BAirbus has long performed better than Boeing in the worst crisis in the aircraft industry. Europe’s aircraft manufacturer produced by far more aircraft in 2020 and brought in more orders than the US competition. Airbus slowed down the production rate, but CEO Guillaume Faury announced an expansion for the second half of the year. But the ramp-up is weaker “as a reaction to the market environment”. “Production rates will remain low for longer,” admitted the aircraft manufacturer and sent the message after the market closed.
Instead of increasing the monthly production rate of the best-selling A320 Family from the current 40 to 47 in July, there is only a slight increase. On 43 planes per month in the third quarter and 45 in the fourth quarter. In mathematical terms, that’s almost 20 fewer aircraft in the second half of the year compared to the more optimistic variant. In addition, Airbus announced that a possible expansion of production for the A350 wide-body aircraft is also being postponed.
Both messages signal that great optimism is not appropriate. However, Airbus continues to assume that the market for commercial aircraft will again reach the level before the corona pandemic between 2023 and 2025. Obviously now, but more in the year 2025.
Airbus boss Faury had recently spoken of new uncertainties, for example due to the mutated corona virus and possible restrictions in the important Asian market. In addition, as an Airbus customer, the airline industry is burdening the new travel restrictions for passengers. Just how much air traffic has collapsed is shown by a few figures. On January 20, the number of flights in Europe was a good 9,100, just 36 percent of the previous year. There is great uncertainty as to which flights are possible, how quickly there will be vaccinations and what the quarantine regulations look like, according to a video conference of the European flight safety organization Eurocontrol.
Lufthansa boss does not want to see a disaster scenario
Nevertheless, Lufthansa boss Carsten Spohr did not draw a disaster scenario at the event. He is convinced that the market will recover in 2021. It is true that less than 20 percent of Lufthansa’s capacities are in use in the first quarter. At some point between the second and third quarter, however, the anti-corona vaccinations and experience with tests would have a positive effect.
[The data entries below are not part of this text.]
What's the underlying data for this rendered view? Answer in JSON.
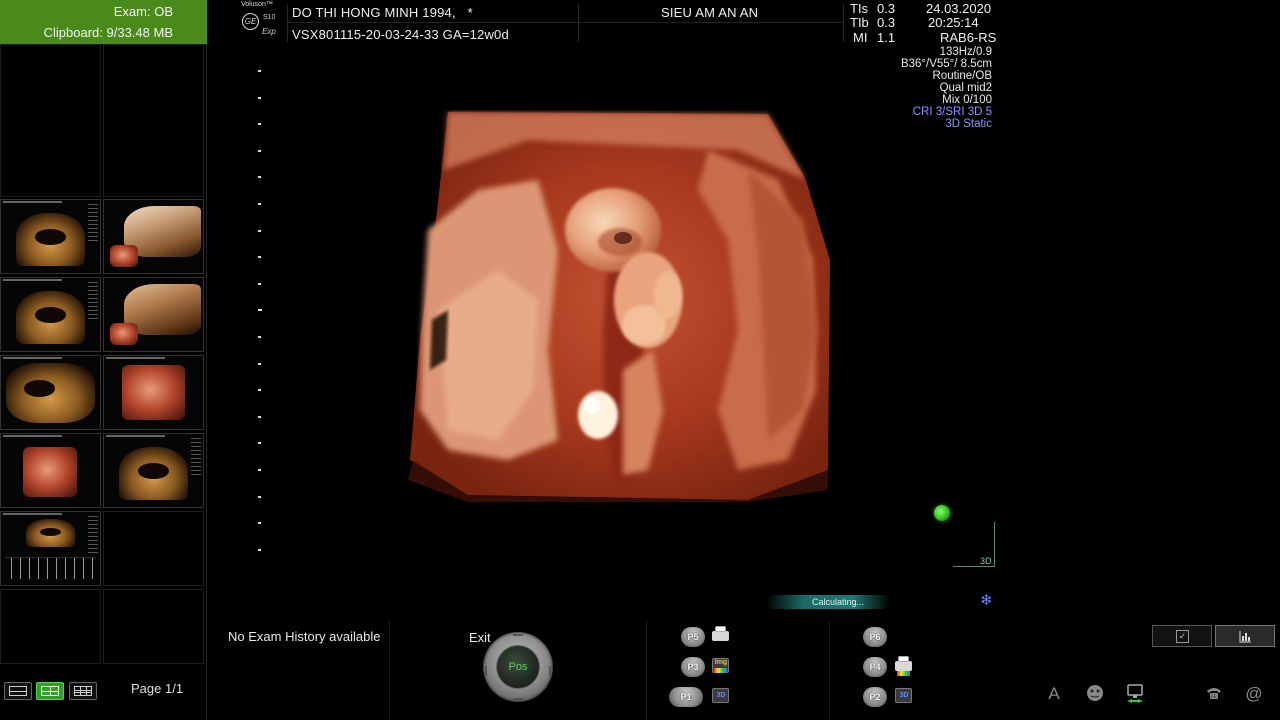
{
  "exam": {
    "label": "Exam:",
    "value": "OB"
  },
  "clipboard": {
    "label": "Clipboard:",
    "value": "9/33.48 MB"
  },
  "logo": {
    "brand": "Voluson™",
    "ge": "GE",
    "model": "S10",
    "edition": "Exp"
  },
  "patient": {
    "name": "DO THI HONG MINH 1994,",
    "flag": "*",
    "id_ga": "VSX801115-20-03-24-33  GA=12w0d"
  },
  "clinic": "SIEU AM AN AN",
  "metrics": {
    "tis_label": "TIs",
    "tis": "0.3",
    "tib_label": "TIb",
    "tib": "0.3",
    "mi_label": "MI",
    "mi": "1.1"
  },
  "datetime": {
    "date": "24.03.2020",
    "time": "20:25:14"
  },
  "probe": "RAB6-RS",
  "params": {
    "p1": "133Hz/0.9",
    "p2": "B36°/V55°/ 8.5cm",
    "p3": "Routine/OB",
    "p4": "Qual mid2",
    "p5": "Mix 0/100",
    "p6": "CRI 3/SRI 3D 5",
    "p7": "3D Static"
  },
  "render": {
    "axis_label": "3D",
    "progress_label": "Calculating..."
  },
  "bottom": {
    "exam_history": "No Exam History available",
    "exit": "Exit",
    "pos": "Pos",
    "buttons": {
      "p5": "P5",
      "p3": "P3",
      "p1": "P1",
      "p6": "P6",
      "p4": "P4",
      "p2": "P2",
      "img": "Img",
      "three_d_a": "3D",
      "three_d_b": "3D"
    }
  },
  "pager": {
    "label": "Page 1/1"
  },
  "sys_icons": {
    "text": "A",
    "at": "@"
  },
  "colors": {
    "exam_header": "#4a8a1a",
    "active_layout": "#2fa02a",
    "status_dot": "#2fb21e",
    "param_blue": "#8f8fff",
    "progress": "#1f7873"
  }
}
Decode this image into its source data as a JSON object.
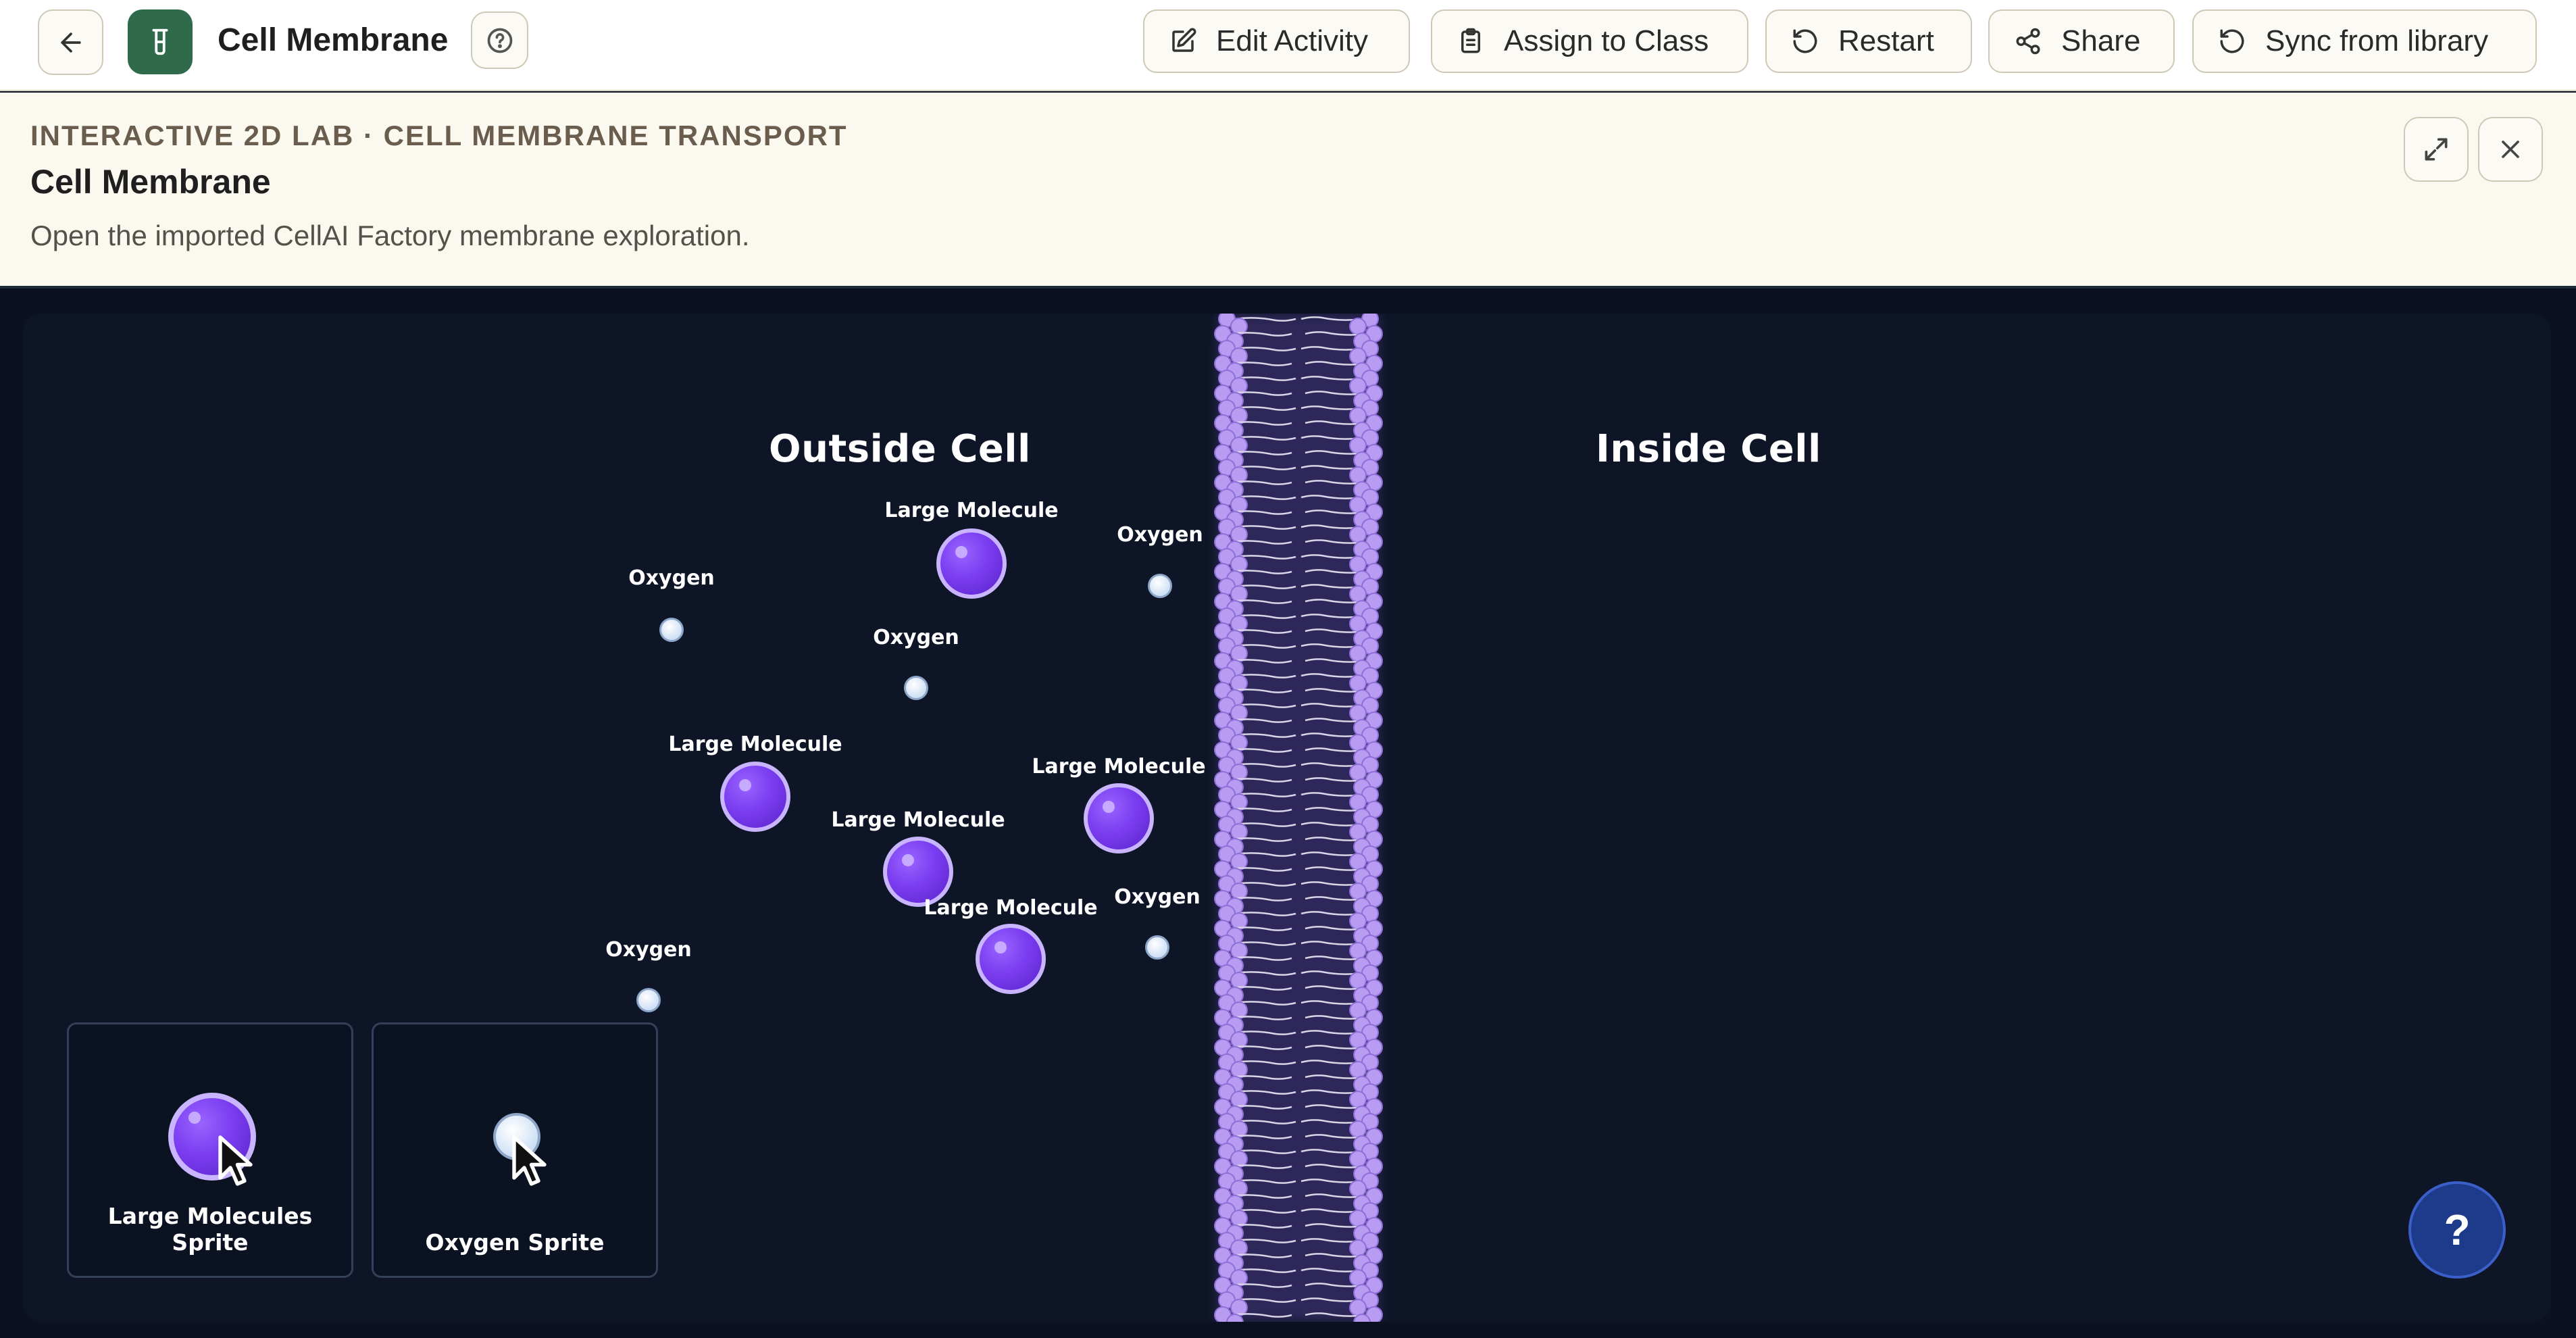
{
  "header": {
    "back_icon": "arrow-left-icon",
    "app_icon": "beaker-icon",
    "title": "Cell Membrane",
    "help_icon": "question-circle-icon",
    "actions": [
      {
        "label": "Edit Activity",
        "icon": "edit-icon"
      },
      {
        "label": "Assign to Class",
        "icon": "clipboard-icon"
      },
      {
        "label": "Restart",
        "icon": "restart-icon"
      },
      {
        "label": "Share",
        "icon": "share-icon"
      },
      {
        "label": "Sync from library",
        "icon": "sync-icon"
      }
    ]
  },
  "info": {
    "eyebrow": "INTERACTIVE 2D LAB · CELL MEMBRANE TRANSPORT",
    "title": "Cell Membrane",
    "description": "Open the imported CellAI Factory membrane exploration.",
    "expand_icon": "expand-icon",
    "close_icon": "close-icon"
  },
  "stage": {
    "outside_label": "Outside Cell",
    "inside_label": "Inside Cell",
    "molecules": [
      {
        "type": "large",
        "label": "Large Molecule"
      },
      {
        "type": "oxygen",
        "label": "Oxygen"
      },
      {
        "type": "oxygen",
        "label": "Oxygen"
      },
      {
        "type": "oxygen",
        "label": "Oxygen"
      },
      {
        "type": "large",
        "label": "Large Molecule"
      },
      {
        "type": "large",
        "label": "Large Molecule"
      },
      {
        "type": "large",
        "label": "Large Molecule"
      },
      {
        "type": "large",
        "label": "Large Molecule"
      },
      {
        "type": "oxygen",
        "label": "Oxygen"
      },
      {
        "type": "oxygen",
        "label": "Oxygen"
      }
    ],
    "palette": [
      {
        "label": "Large Molecules Sprite"
      },
      {
        "label": "Oxygen Sprite"
      }
    ],
    "help_button": "?",
    "colors": {
      "large_molecule": "#7a3df0",
      "oxygen": "#dbe7f6",
      "membrane": "#b79cf2",
      "background": "#0d1526"
    }
  }
}
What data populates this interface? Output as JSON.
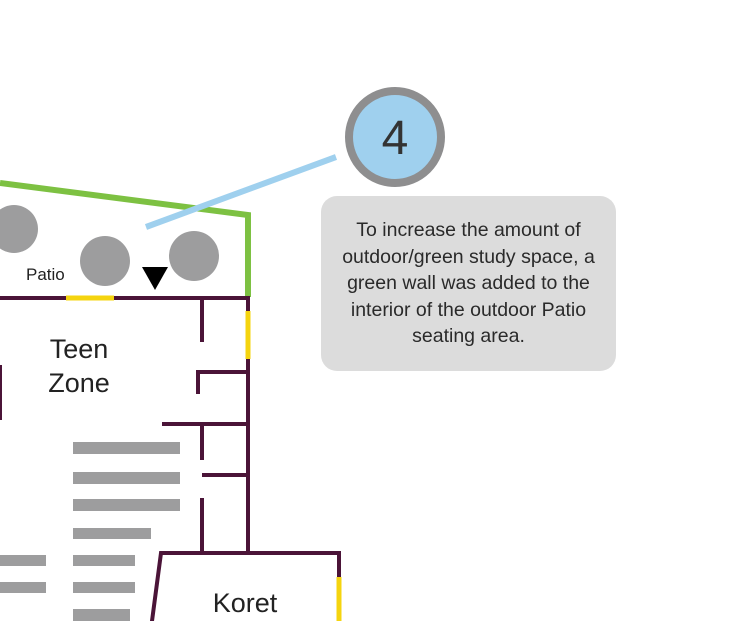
{
  "rooms": {
    "patio": "Patio",
    "teen_zone_line1": "Teen",
    "teen_zone_line2": "Zone",
    "koret": "Koret"
  },
  "marker": {
    "number": "4"
  },
  "callout": {
    "text": "To increase the amount of outdoor/green study space, a green wall was added to the interior of the outdoor Patio seating area."
  },
  "colors": {
    "wall": "#4b1438",
    "green_wall": "#7dc142",
    "door": "#f5d40f",
    "seat": "#9d9d9e",
    "marker_fill": "#9fd0ee",
    "marker_ring": "#8e8e8f",
    "leader": "#9fd0ee",
    "callout_bg": "#dcdcdc"
  }
}
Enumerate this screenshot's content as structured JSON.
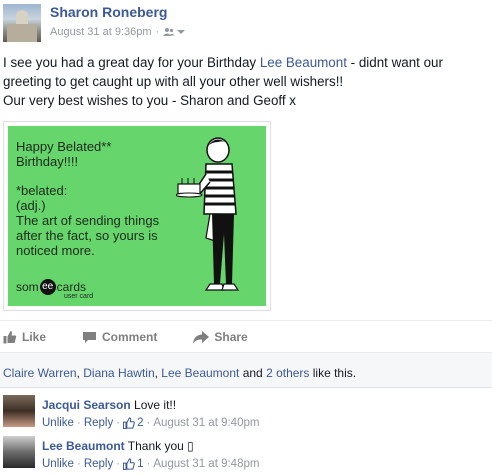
{
  "post": {
    "author": "Sharon Roneberg",
    "timestamp": "August 31 at 9:36pm",
    "separator": "·",
    "audience_icon": "friends-icon",
    "text_part1": "I see you had a great day for your Birthday ",
    "text_link": "Lee Beaumont",
    "text_part2": " - didnt want our greeting to get caught up with all your other well wishers!!",
    "text_line2": "Our very best wishes to you - Sharon and Geoff x"
  },
  "ecard": {
    "title": "Happy Belated** Birthday!!!!",
    "line1": "*belated:",
    "line2": "(adj.)",
    "line3": "The art of sending things",
    "line4": "after the fact, so yours is",
    "line5": "noticed more.",
    "logo_pre": "som",
    "logo_mid": "ee",
    "logo_post": "cards",
    "logo_sub": "user card",
    "bg_color": "#66d56b"
  },
  "actions": {
    "like": "Like",
    "comment": "Comment",
    "share": "Share"
  },
  "likes": {
    "name1": "Claire Warren",
    "sep1": ", ",
    "name2": "Diana Hawtin",
    "sep2": ", ",
    "name3": "Lee Beaumont",
    "and": " and ",
    "others": "2 others",
    "suffix": " like this."
  },
  "comments": [
    {
      "name": "Jacqui Searson",
      "text": " Love it!!",
      "unlike": "Unlike",
      "dot": "·",
      "reply": "Reply",
      "like_count": "2",
      "time": "August 31 at 9:40pm"
    },
    {
      "name": "Lee Beaumont",
      "text": " Thank you ▯",
      "unlike": "Unlike",
      "dot": "·",
      "reply": "Reply",
      "like_count": "1",
      "time": "August 31 at 9:48pm"
    }
  ],
  "colors": {
    "link": "#3b5998",
    "meta": "#9197a3",
    "text": "#141823"
  }
}
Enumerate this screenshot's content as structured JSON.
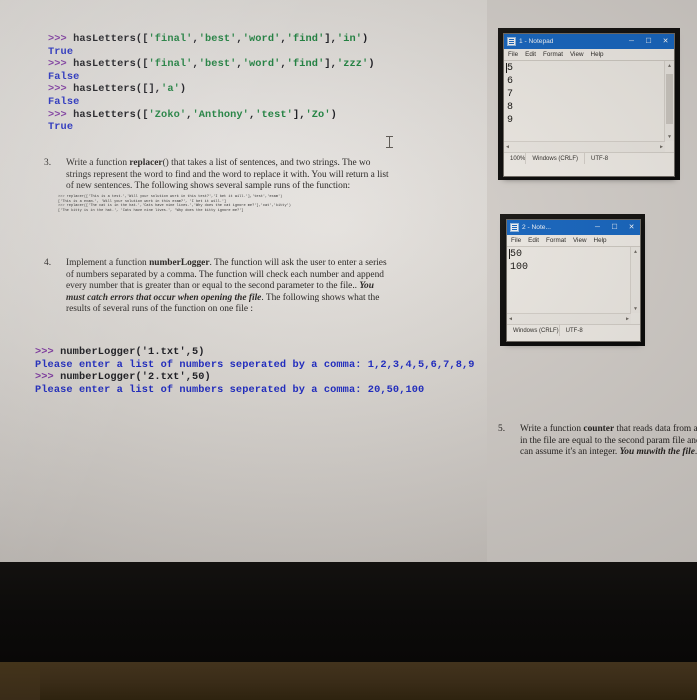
{
  "screen": {
    "console_top": {
      "lines": [
        {
          "prompt": ">>> ",
          "call": "hasLetters(['final','best','word','find'],'in')"
        },
        {
          "result": "True"
        },
        {
          "prompt": ">>> ",
          "call": "hasLetters(['final','best','word','find'],'zzz')"
        },
        {
          "result": "False"
        },
        {
          "prompt": ">>> ",
          "call": "hasLetters([],'a')"
        },
        {
          "result": "False"
        },
        {
          "prompt": ">>> ",
          "call": "hasLetters(['Zoko','Anthony','test'],'Zo')"
        },
        {
          "result": "True"
        }
      ],
      "l1_prompt": ">>> ",
      "l1_fn": "hasLetters",
      "l1_open": "([",
      "l1_s1": "'final'",
      "l1_s2": "'best'",
      "l1_s3": "'word'",
      "l1_s4": "'find'",
      "l1_close": "],",
      "l1_s5": "'in'",
      "l1_end": ")",
      "l2_val": "True",
      "l3_s5": "'zzz'",
      "l4_val": "False",
      "l5_open": "([],",
      "l5_s1": "'a'",
      "l5_end": ")",
      "l6_val": "False",
      "l7_s1": "'Zoko'",
      "l7_s2": "'Anthony'",
      "l7_s3": "'test'",
      "l7_s5": "'Zo'",
      "l8_val": "True",
      "comma": ",",
      "fn_name": "hasLetters"
    },
    "console_mid": {
      "l1_prompt": ">>> ",
      "l1_fn": "numberLogger",
      "l1_args": "('1.txt',5)",
      "l2_out": "Please enter a list of numbers seperated by a comma: 1,2,3,4,5,6,7,8,9",
      "l3_prompt": ">>> ",
      "l3_fn": "numberLogger",
      "l3_args": "('2.txt',50)",
      "l4_out": "Please enter a list of numbers seperated by a comma: 20,50,100"
    },
    "questions": {
      "q3": {
        "number": "3.",
        "part1": "Write a function ",
        "bold": "replacer",
        "part2": "() that takes a list of sentences, and two strings.  The wo strings represent the word to find and the word to replace it with. You will return a list of new sentences. The following shows several sample runs of the function:",
        "sample": ">>> replacer(['This is a test.','Will your solution work in this test?','I bet it will.'],'test','exam')\n['This is a exam.', 'Will your solution work in this exam?', 'I bet it will.']\n>>> replacer(['The cat is in the hat.','Cats have nine lives.','Why does the cat ignore me?'],'cat','kitty')\n['The kitty is in the hat.', 'Cats have nine lives.', 'Why does the kitty ignore me?']"
      },
      "q4": {
        "number": "4.",
        "part1": "Implement a function ",
        "bold": "numberLogger",
        "part2": ". The function will ask the user to enter a series of numbers separated by a comma.  The function will check each number and append every number that is greater than or equal to the second parameter to the file.. ",
        "bolditalic": "You must catch errors that occur when opening the file",
        "part3": ". The following shows what the results of several runs of the function on one file :"
      },
      "q5": {
        "number": "5.",
        "part1": "Write a function ",
        "bold": "counter",
        "part2": " that reads data from a values in the file are equal to the second param file and you can assume it's an integer. ",
        "bolditalic1": "You mu",
        "bolditalic2": "with the file",
        "part3": "."
      }
    },
    "notepad1": {
      "title": "1 - Notepad",
      "menu": [
        "File",
        "Edit",
        "Format",
        "View",
        "Help"
      ],
      "lines": [
        "5",
        "6",
        "7",
        "8",
        "9"
      ],
      "status": [
        "100%",
        "Windows (CRLF)",
        "UTF-8"
      ],
      "minimize": "─",
      "maximize": "☐",
      "close": "✕",
      "scroll_up": "▲",
      "scroll_down": "▼",
      "scroll_left": "◀",
      "scroll_right": "▶"
    },
    "notepad2": {
      "title": "2 - Note...",
      "menu": [
        "File",
        "Edit",
        "Format",
        "View",
        "Help"
      ],
      "lines": [
        "50",
        "100"
      ],
      "status": [
        "Windows (CRLF)",
        "UTF-8"
      ],
      "minimize": "─",
      "maximize": "☐",
      "close": "✕",
      "scroll_up": "▲",
      "scroll_down": "▼",
      "scroll_left": "◀",
      "scroll_right": "▶"
    }
  },
  "colors": {
    "prompt": "#7b2fa0",
    "string": "#1f8440",
    "output": "#1c28c4",
    "titlebar": "#1565c0"
  }
}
He therefore assumes a “significant recovery in summer”. In addition, Lufthansa managed to reduce costs significantly. The airline will probably not need the entire state credit line of nine billion euros. So far, only three billion euros in aid have been used. However, Lufthansa has also reduced the number of new aircraft, which in turn is reflected above all at Airbus.
The now subdued outlook at Airbus is also remarkable with a view to the industry as a whole. The recently heavily reduced production level was already seen as a kind of auxiliary program for the supplier industry. Industry representatives from German medium-sized companies recently expressed their gratitude to Airbus that the aircraft manufacturer did not temporarily stop production completely and that there was no break in logistics. In addition, state aid programs, such as short-time work benefits, have helped. Just two days ago, suppliers said they were satisfied if things would pick up again from July – a hope that is now likely to be a little weaker.